Records from a dataset
################

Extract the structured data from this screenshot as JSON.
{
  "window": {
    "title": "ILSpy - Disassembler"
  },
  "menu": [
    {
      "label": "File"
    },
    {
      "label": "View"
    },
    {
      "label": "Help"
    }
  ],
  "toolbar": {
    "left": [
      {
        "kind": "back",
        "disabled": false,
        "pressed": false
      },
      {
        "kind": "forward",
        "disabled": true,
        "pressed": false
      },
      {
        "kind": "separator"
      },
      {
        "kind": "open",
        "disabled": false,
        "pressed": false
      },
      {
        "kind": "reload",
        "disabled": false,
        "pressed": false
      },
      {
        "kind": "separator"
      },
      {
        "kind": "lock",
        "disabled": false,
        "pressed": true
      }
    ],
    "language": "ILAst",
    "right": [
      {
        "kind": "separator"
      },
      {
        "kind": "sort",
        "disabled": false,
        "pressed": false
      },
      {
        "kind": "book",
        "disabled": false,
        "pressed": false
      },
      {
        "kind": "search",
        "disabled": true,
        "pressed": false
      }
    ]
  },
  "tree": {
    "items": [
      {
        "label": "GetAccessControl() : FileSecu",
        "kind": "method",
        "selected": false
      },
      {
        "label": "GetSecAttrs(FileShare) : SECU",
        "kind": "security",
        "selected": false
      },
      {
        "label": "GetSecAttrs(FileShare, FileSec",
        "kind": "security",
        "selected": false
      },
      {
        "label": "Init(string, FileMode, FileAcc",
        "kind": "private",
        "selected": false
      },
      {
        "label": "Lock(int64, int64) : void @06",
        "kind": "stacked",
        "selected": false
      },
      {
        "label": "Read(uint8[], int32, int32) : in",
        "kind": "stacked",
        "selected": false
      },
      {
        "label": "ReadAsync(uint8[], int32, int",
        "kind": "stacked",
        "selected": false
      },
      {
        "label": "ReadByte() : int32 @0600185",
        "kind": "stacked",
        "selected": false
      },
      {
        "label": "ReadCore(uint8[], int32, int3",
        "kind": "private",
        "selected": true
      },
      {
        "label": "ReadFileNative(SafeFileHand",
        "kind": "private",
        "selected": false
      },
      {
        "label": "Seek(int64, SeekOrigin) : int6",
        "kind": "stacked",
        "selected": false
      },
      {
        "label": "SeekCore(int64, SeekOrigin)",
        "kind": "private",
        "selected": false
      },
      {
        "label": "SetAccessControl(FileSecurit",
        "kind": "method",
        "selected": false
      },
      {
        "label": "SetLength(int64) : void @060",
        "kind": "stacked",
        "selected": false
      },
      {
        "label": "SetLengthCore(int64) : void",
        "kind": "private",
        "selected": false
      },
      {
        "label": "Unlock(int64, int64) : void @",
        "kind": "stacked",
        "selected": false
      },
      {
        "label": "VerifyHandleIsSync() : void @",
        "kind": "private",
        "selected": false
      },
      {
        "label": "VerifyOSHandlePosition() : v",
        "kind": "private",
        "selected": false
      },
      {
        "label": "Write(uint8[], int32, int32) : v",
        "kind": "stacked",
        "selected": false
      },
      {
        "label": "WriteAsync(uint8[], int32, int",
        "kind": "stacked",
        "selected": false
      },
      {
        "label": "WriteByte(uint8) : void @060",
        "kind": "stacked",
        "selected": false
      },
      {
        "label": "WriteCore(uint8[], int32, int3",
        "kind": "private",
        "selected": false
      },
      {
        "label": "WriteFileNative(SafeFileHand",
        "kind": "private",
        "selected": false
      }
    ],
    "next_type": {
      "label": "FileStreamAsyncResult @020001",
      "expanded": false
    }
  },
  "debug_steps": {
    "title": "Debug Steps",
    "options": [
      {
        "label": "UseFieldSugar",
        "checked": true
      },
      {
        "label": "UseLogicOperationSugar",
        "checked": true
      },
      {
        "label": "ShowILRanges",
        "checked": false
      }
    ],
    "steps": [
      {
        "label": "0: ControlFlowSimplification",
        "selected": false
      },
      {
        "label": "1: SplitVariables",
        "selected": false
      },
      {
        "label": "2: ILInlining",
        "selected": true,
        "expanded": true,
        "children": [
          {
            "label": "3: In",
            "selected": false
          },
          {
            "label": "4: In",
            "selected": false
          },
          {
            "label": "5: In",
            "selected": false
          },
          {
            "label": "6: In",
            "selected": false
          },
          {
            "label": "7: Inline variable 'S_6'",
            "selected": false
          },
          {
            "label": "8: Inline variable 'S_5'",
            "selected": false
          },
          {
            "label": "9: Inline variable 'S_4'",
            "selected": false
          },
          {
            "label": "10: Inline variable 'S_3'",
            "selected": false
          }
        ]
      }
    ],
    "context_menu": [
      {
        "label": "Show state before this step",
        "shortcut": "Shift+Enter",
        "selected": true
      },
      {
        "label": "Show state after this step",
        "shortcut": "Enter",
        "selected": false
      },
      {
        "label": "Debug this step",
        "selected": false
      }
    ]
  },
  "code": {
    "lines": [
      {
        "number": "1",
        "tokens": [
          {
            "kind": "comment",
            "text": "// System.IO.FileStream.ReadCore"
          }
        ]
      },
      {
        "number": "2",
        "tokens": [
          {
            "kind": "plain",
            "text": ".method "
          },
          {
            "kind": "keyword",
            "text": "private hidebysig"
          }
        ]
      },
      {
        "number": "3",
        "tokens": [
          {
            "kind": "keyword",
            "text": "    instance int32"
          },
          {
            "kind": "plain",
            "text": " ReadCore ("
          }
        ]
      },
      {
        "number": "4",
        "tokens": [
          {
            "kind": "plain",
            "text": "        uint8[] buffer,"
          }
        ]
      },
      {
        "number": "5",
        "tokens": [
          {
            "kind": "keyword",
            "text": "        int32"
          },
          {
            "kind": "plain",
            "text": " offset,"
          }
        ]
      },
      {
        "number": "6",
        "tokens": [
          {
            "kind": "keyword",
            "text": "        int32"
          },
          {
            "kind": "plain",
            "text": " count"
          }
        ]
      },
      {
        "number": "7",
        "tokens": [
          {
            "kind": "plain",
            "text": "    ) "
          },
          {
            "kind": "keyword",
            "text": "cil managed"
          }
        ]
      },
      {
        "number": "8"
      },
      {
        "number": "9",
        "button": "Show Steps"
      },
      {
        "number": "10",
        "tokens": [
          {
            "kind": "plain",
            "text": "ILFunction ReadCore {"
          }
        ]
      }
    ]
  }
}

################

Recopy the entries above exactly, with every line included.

Extract the structured data from this screenshot as JSON.
{
  "window": {
    "title": "ILSpy - Disassembler"
  },
  "menu": [
    {
      "label": "File"
    },
    {
      "label": "View"
    },
    {
      "label": "Help"
    }
  ],
  "toolbar": {
    "left": [
      {
        "kind": "back",
        "disabled": false,
        "pressed": false
      },
      {
        "kind": "forward",
        "disabled": true,
        "pressed": false
      },
      {
        "kind": "separator"
      },
      {
        "kind": "open",
        "disabled": false,
        "pressed": false
      },
      {
        "kind": "reload",
        "disabled": false,
        "pressed": false
      },
      {
        "kind": "separator"
      },
      {
        "kind": "lock",
        "disabled": false,
        "pressed": true
      }
    ],
    "language": "ILAst",
    "right": [
      {
        "kind": "separator"
      },
      {
        "kind": "sort",
        "disabled": false,
        "pressed": false
      },
      {
        "kind": "book",
        "disabled": false,
        "pressed": false
      },
      {
        "kind": "search",
        "disabled": true,
        "pressed": false
      }
    ]
  },
  "tree": {
    "items": [
      {
        "label": "GetAccessControl() : FileSecu",
        "kind": "method",
        "selected": false
      },
      {
        "label": "GetSecAttrs(FileShare) : SECU",
        "kind": "security",
        "selected": false
      },
      {
        "label": "GetSecAttrs(FileShare, FileSec",
        "kind": "security",
        "selected": false
      },
      {
        "label": "Init(string, FileMode, FileAcc",
        "kind": "private",
        "selected": false
      },
      {
        "label": "Lock(int64, int64) : void @06",
        "kind": "stacked",
        "selected": false
      },
      {
        "label": "Read(uint8[], int32, int32) : in",
        "kind": "stacked",
        "selected": false
      },
      {
        "label": "ReadAsync(uint8[], int32, int",
        "kind": "stacked",
        "selected": false
      },
      {
        "label": "ReadByte() : int32 @0600185",
        "kind": "stacked",
        "selected": false
      },
      {
        "label": "ReadCore(uint8[], int32, int3",
        "kind": "private",
        "selected": true
      },
      {
        "label": "ReadFileNative(SafeFileHand",
        "kind": "private",
        "selected": false
      },
      {
        "label": "Seek(int64, SeekOrigin) : int6",
        "kind": "stacked",
        "selected": false
      },
      {
        "label": "SeekCore(int64, SeekOrigin)",
        "kind": "private",
        "selected": false
      },
      {
        "label": "SetAccessControl(FileSecurit",
        "kind": "method",
        "selected": false
      },
      {
        "label": "SetLength(int64) : void @060",
        "kind": "stacked",
        "selected": false
      },
      {
        "label": "SetLengthCore(int64) : void",
        "kind": "private",
        "selected": false
      },
      {
        "label": "Unlock(int64, int64) : void @",
        "kind": "stacked",
        "selected": false
      },
      {
        "label": "VerifyHandleIsSync() : void @",
        "kind": "private",
        "selected": false
      },
      {
        "label": "VerifyOSHandlePosition() : v",
        "kind": "private",
        "selected": false
      },
      {
        "label": "Write(uint8[], int32, int32) : v",
        "kind": "stacked",
        "selected": false
      },
      {
        "label": "WriteAsync(uint8[], int32, int",
        "kind": "stacked",
        "selected": false
      },
      {
        "label": "WriteByte(uint8) : void @060",
        "kind": "stacked",
        "selected": false
      },
      {
        "label": "WriteCore(uint8[], int32, int3",
        "kind": "private",
        "selected": false
      },
      {
        "label": "WriteFileNative(SafeFileHand",
        "kind": "private",
        "selected": false
      }
    ],
    "next_type": {
      "label": "FileStreamAsyncResult @020001",
      "expanded": false
    }
  },
  "debug_steps": {
    "title": "Debug Steps",
    "options": [
      {
        "label": "UseFieldSugar",
        "checked": true
      },
      {
        "label": "UseLogicOperationSugar",
        "checked": true
      },
      {
        "label": "ShowILRanges",
        "checked": false
      }
    ],
    "steps": [
      {
        "label": "0: ControlFlowSimplification",
        "selected": false
      },
      {
        "label": "1: SplitVariables",
        "selected": false
      },
      {
        "label": "2: ILInlining",
        "selected": true,
        "expanded": true,
        "children": [
          {
            "label": "3: In",
            "selected": false
          },
          {
            "label": "4: In",
            "selected": false
          },
          {
            "label": "5: In",
            "selected": false
          },
          {
            "label": "6: In",
            "selected": false
          },
          {
            "label": "7: Inline variable 'S_6'",
            "selected": false
          },
          {
            "label": "8: Inline variable 'S_5'",
            "selected": false
          },
          {
            "label": "9: Inline variable 'S_4'",
            "selected": false
          },
          {
            "label": "10: Inline variable 'S_3'",
            "selected": false
          }
        ]
      }
    ],
    "context_menu": [
      {
        "label": "Show state before this step",
        "shortcut": "Shift+Enter",
        "selected": true
      },
      {
        "label": "Show state after this step",
        "shortcut": "Enter",
        "selected": false
      },
      {
        "label": "Debug this step",
        "selected": false
      }
    ]
  },
  "code": {
    "lines": [
      {
        "number": "1",
        "tokens": [
          {
            "kind": "comment",
            "text": "// System.IO.FileStream.ReadCore"
          }
        ]
      },
      {
        "number": "2",
        "tokens": [
          {
            "kind": "plain",
            "text": ".method "
          },
          {
            "kind": "keyword",
            "text": "private hidebysig"
          }
        ]
      },
      {
        "number": "3",
        "tokens": [
          {
            "kind": "keyword",
            "text": "    instance int32"
          },
          {
            "kind": "plain",
            "text": " ReadCore ("
          }
        ]
      },
      {
        "number": "4",
        "tokens": [
          {
            "kind": "plain",
            "text": "        uint8[] buffer,"
          }
        ]
      },
      {
        "number": "5",
        "tokens": [
          {
            "kind": "keyword",
            "text": "        int32"
          },
          {
            "kind": "plain",
            "text": " offset,"
          }
        ]
      },
      {
        "number": "6",
        "tokens": [
          {
            "kind": "keyword",
            "text": "        int32"
          },
          {
            "kind": "plain",
            "text": " count"
          }
        ]
      },
      {
        "number": "7",
        "tokens": [
          {
            "kind": "plain",
            "text": "    ) "
          },
          {
            "kind": "keyword",
            "text": "cil managed"
          }
        ]
      },
      {
        "number": "8"
      },
      {
        "number": "9",
        "button": "Show Steps"
      },
      {
        "number": "10",
        "tokens": [
          {
            "kind": "plain",
            "text": "ILFunction ReadCore {"
          }
        ]
      }
    ]
  }
}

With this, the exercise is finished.